3)AutoCAD now asks for an end point. Select somewhere (left click) to the top right of the drawing area.
4) Now one line is drawn. AutoCAD keeps the line command open so that another line can be drawn beginning exactly where the previous finished. We want to end the command so simply right click to end (AutoCAD 2000 users and above - right click will open a small menu - simply choose 'enter' to end the command).
Drawing - Line Command - Specifying Points
Erase the line we just created. Select the erase command from the menu or from the 'modify' drop down menu.
AutoCAD asks you to select an object, left click the line we drew. Right click to enter the command and delete the line.
Let's imagine we are looking down over a plot of land (plan view). We are going to draw the land boundary from some measurements taken. The land measures 25m x 40m.
1) Select the line command as before. This time for a start point we will specify some co-ordinates (simply an exact point in the drawing area.)
2) We will start our drawing at a point 50m horizontal and 50m vertical from the default UCS location of 0,0. AutoCAD is asking for a start point, type in the command line: 50,50 followed by hitting enter.
Note - AutoCAD's normal co-ordinate system is always relative to the UCS icon position of 0,0.
3) For the next point we'll draw the bottom end of the plot of land. We want a line 25m horizontal from the start point. We can specify co-ordinates from a particular point by including the @ symbol in front of the co-ordinates.
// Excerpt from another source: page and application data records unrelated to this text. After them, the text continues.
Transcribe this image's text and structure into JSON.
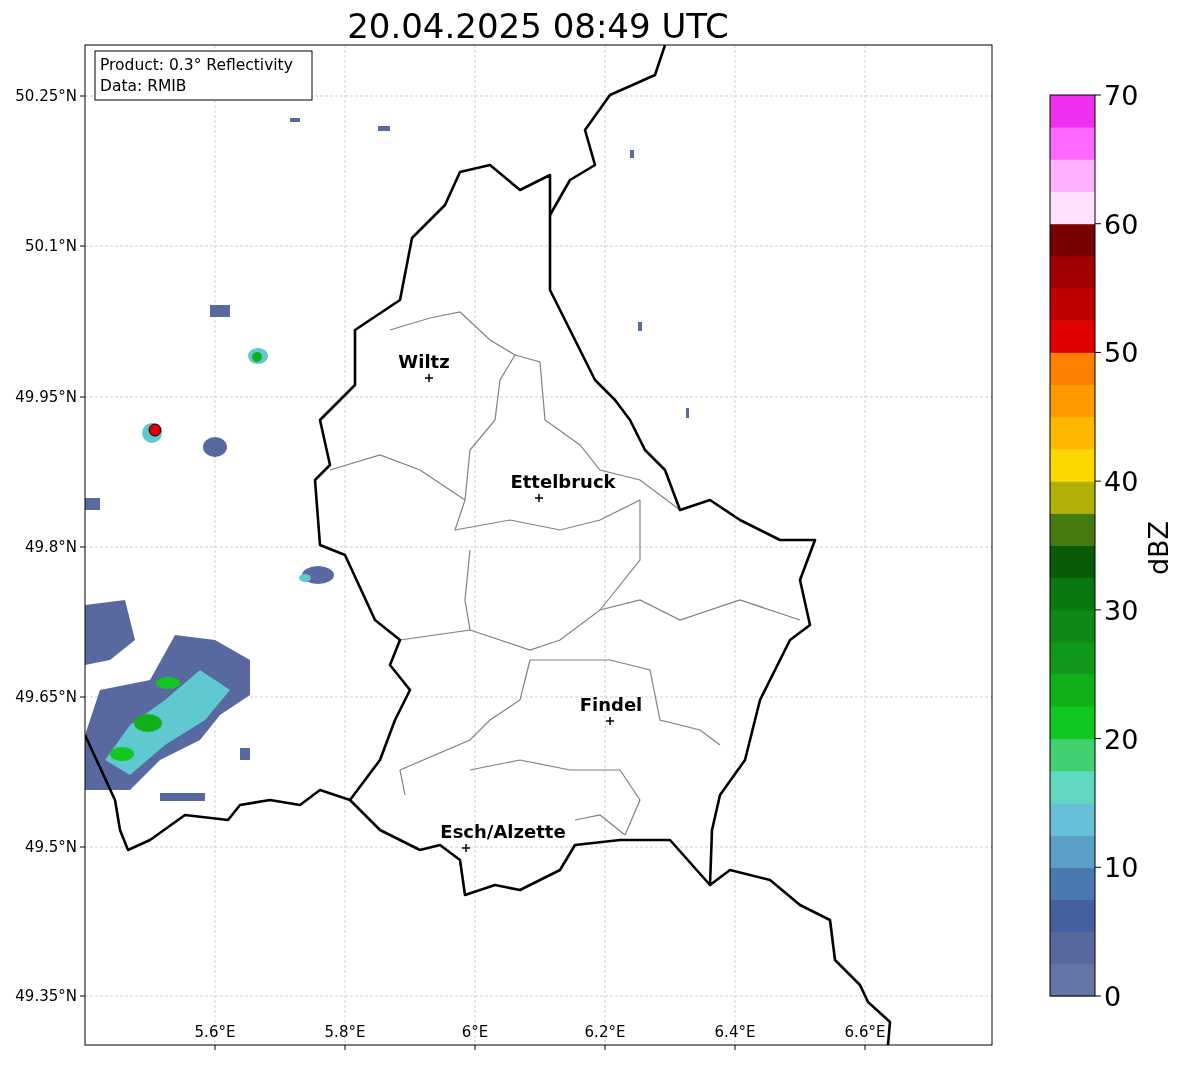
{
  "title": "20.04.2025 08:49 UTC",
  "info_box": [
    "Product: 0.3° Reflectivity",
    "Data: RMIB"
  ],
  "map": {
    "lat_labels": [
      "50.25°N",
      "50.1°N",
      "49.95°N",
      "49.8°N",
      "49.65°N",
      "49.5°N",
      "49.35°N"
    ],
    "lon_labels": [
      "5.6°E",
      "5.8°E",
      "6°E",
      "6.2°E",
      "6.4°E",
      "6.6°E"
    ],
    "cities": [
      {
        "name": "Wiltz"
      },
      {
        "name": "Ettelbruck"
      },
      {
        "name": "Findel"
      },
      {
        "name": "Esch/Alzette"
      }
    ]
  },
  "colorbar": {
    "label": "dBZ",
    "ticks": [
      "70",
      "60",
      "50",
      "40",
      "30",
      "20",
      "10",
      "0"
    ],
    "segments": [
      {
        "color": "#6475a8"
      },
      {
        "color": "#5869a0"
      },
      {
        "color": "#4560a0"
      },
      {
        "color": "#4a78b0"
      },
      {
        "color": "#5aa0c8"
      },
      {
        "color": "#68c0d8"
      },
      {
        "color": "#60d8c0"
      },
      {
        "color": "#40d070"
      },
      {
        "color": "#10c820"
      },
      {
        "color": "#10b018"
      },
      {
        "color": "#109818"
      },
      {
        "color": "#108818"
      },
      {
        "color": "#0a7810"
      },
      {
        "color": "#085c08"
      },
      {
        "color": "#447a10"
      },
      {
        "color": "#b0b008"
      },
      {
        "color": "#ffd700"
      },
      {
        "color": "#ffb800"
      },
      {
        "color": "#ff9a00"
      },
      {
        "color": "#ff8000"
      },
      {
        "color": "#e00000"
      },
      {
        "color": "#c00000"
      },
      {
        "color": "#a00000"
      },
      {
        "color": "#780000"
      },
      {
        "color": "#ffe0ff"
      },
      {
        "color": "#ffb0ff"
      },
      {
        "color": "#ff68ff"
      },
      {
        "color": "#f030f0"
      }
    ]
  }
}
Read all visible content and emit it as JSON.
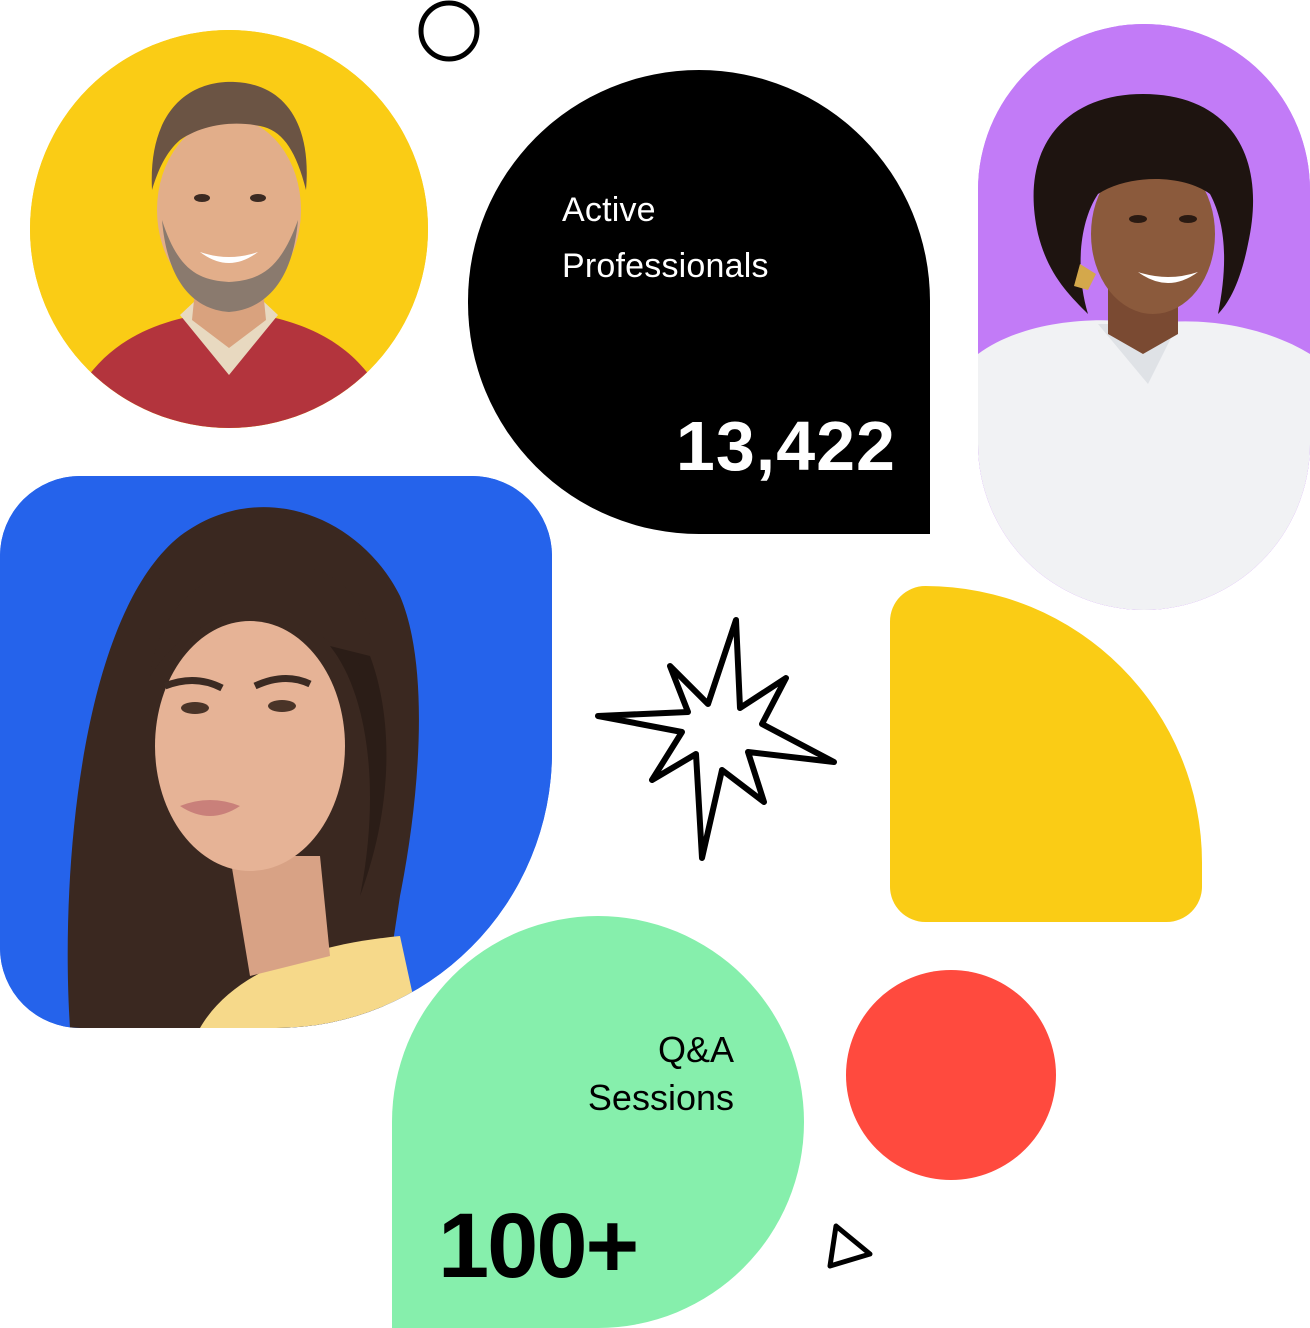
{
  "colors": {
    "yellow": "#FACC15",
    "purple": "#C27BF7",
    "blue": "#2563EB",
    "green": "#86EFAC",
    "red": "#FF4A3E",
    "black": "#000000"
  },
  "stats": [
    {
      "label_lines": [
        "Active",
        "Professionals"
      ],
      "value": "13,422"
    },
    {
      "label_lines": [
        "Q&A",
        "Sessions"
      ],
      "value": "100+"
    }
  ],
  "decorations": [
    "ring-icon",
    "sparkle-star-icon",
    "triangle-icon",
    "red-dot",
    "yellow-quarter-shape"
  ]
}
This informs AutoCAD that the co-ordinates we are specifying are relative to the last point specified and not to the UCS.
To enter a 25m length horizontal line from the start point the command would be @25,0 (i.e go 25m along, go 0m up).
Now we should have drawn a horizontal line 25m long.
Note - Do not right click to end the line command, this layout can be drawn leaving the command open.
4) We now need a 40m vertical line to represent the right side of the plot of land. This command would be @0,40 (i.e go 0m along, go 40m up).
5) Now for the top of the land. We need to go back horizontally by 25m from the current end position of the vertical 40m line. The command would be @-25,0 (i.e go back 25m, go up 0m).
6) To finish off we need to draw the last line. we need to go 40m vertically down so the command is @0,-40 (i.e go 0m along, go 40m down).
7) Right click to end the draw command.
That's it! We've just drawn a scale drawing of the plot of land from the measurements given from a start point of 50,50 relevant to the UCS.
TIP- If your drawing is only taking up a small area of the screen, try zooming in with the various zoom commands. To quickly view your drawing close up choose zoom extents to see the entire drawing.
Drawing - Rectangle Command
Erase the 4 lines we just drew. We will know try a command that would have drawn the above land layout in one simple command.
1) Choose the rectangle command or select it from the draw drop down menu.
2) AutoCAD asks for the start point. As before, we want to begin 50m horizontally and 50m vertically from the UCS, so enter 50,50 then hit return.
3) AutoCAD now asks for the position of the top right corner of the rectangle we are going to draw. To draw the plot of land we need 25m along and 40m up from the start point, so the command is @25,40
Your drawing should be identical to the one we drew before, but was a lot simpler and quicker to draw.
Have a play around with the line and rectangle commands and familiarise yourself with how they operate.